FERC issued the Order Issuing Certificate prior to losing the three-commissioner quorum required to make determinations at the agency level (see February 21, 2017 edition of the WER). Subsequently, the Environmental Petitioners requested rehearing of the Order Issuing Certificate. Under the federal Natural Gas Act, FERC is required to issue a decision on rehearing within thirty days, or the request for rehearing is deemed denied through operation of law. However, FERC can effectively extend the deadline indefinitely by issuing a tolling order. In a departure from general practice, the Tolling Order issued in response to the Environmental Petitioners’ request for rehearing was not issued by FERC through a quorum of Commissioners, but was instead issued by FERC staff.
The Environmental Petitioners argue that FERC staff impermissibly issued the Tolling Order.
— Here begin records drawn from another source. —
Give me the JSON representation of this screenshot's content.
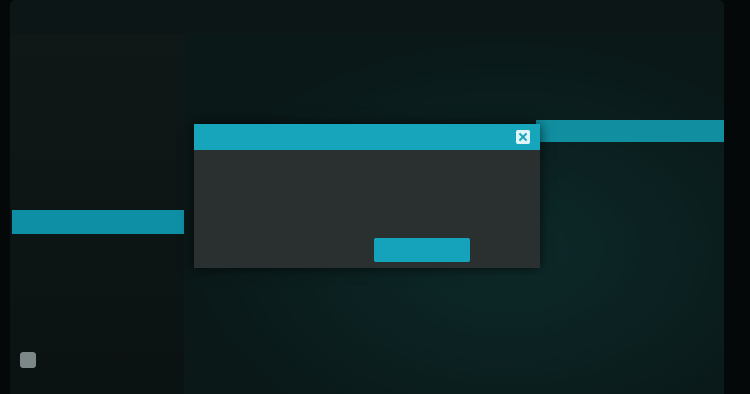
{
  "app": {
    "title": "",
    "clock": ""
  },
  "sidebar": {
    "items": [
      {
        "label": ""
      },
      {
        "label": ""
      },
      {
        "label": ""
      },
      {
        "label": ""
      },
      {
        "label": ""
      },
      {
        "label": ""
      },
      {
        "label": ""
      }
    ],
    "active_index": 5,
    "footer_label": ""
  },
  "main": {
    "heading": "",
    "rows": [
      {
        "label": "",
        "value": ""
      },
      {
        "label": "",
        "value": ""
      },
      {
        "label": "",
        "value": ""
      }
    ],
    "footnote": ""
  },
  "dialog": {
    "title": "",
    "body": "",
    "cancel_label": "",
    "confirm_label": ""
  },
  "colors": {
    "accent": "#16a5bb",
    "highlight": "#0e8fa5",
    "dialog_bg": "#2a2f2f",
    "background": "#0a1414"
  }
}
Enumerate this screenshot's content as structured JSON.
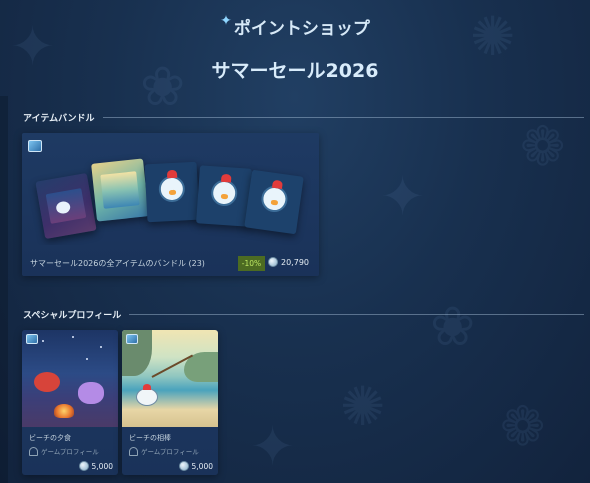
{
  "header": {
    "shop_title": "ポイントショップ",
    "sale_title": "サマーセール2026"
  },
  "sections": {
    "bundles_label": "アイテムバンドル",
    "profiles_label": "スペシャルプロフィール"
  },
  "bundle": {
    "name": "サマーセール2026の全アイテムのバンドル (23)",
    "discount": "-10%",
    "price": "20,790"
  },
  "profiles": [
    {
      "name": "ビーチの夕食",
      "type": "ゲームプロフィール",
      "price": "5,000"
    },
    {
      "name": "ビーチの相棒",
      "type": "ゲームプロフィール",
      "price": "5,000"
    }
  ],
  "icons": {
    "points": "points-coin-icon",
    "sparkle": "sparkle-icon",
    "item_badge": "sale-badge-icon",
    "profile_type": "game-profile-icon"
  },
  "colors": {
    "background": "#18304f",
    "card": "#1e3a63",
    "discount_bg": "#4c6b22",
    "discount_text": "#bee964"
  }
}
In their petition for review of the Order Issuing Certificate at the D.C. Circuit, the Environmental Petitioners argue that the Tolling Order was invalid because FERC did not delegate to FERC staff the “authority to act on requests for rehearing.” The Environmental Petitioners also assert that FERC staff lacked authority to issue such an order because FERC cannot delegate such authority to FERC staff when it lacks a quorum and is unable to issue such an order outright. As a result of the Tolling Order’s purported invalidity, the Environmental Petitioners argue that the requests for rehearing were denied as a matter of law, which was the final action required prior to appellate review of FERC orders. The Environmental Petitioners argue, therefore, that the D.C. Circuit now properly has jurisdiction under the Natural Gas Act to review the Order Issuing Certificate for the Transcontinental Gas Pipe Line Company project.
The March 23, 2017 petition for review can be found in the D.C. Circuit docket for Allegheny Defense Project, et al v. FERC, Case No. 17-1098.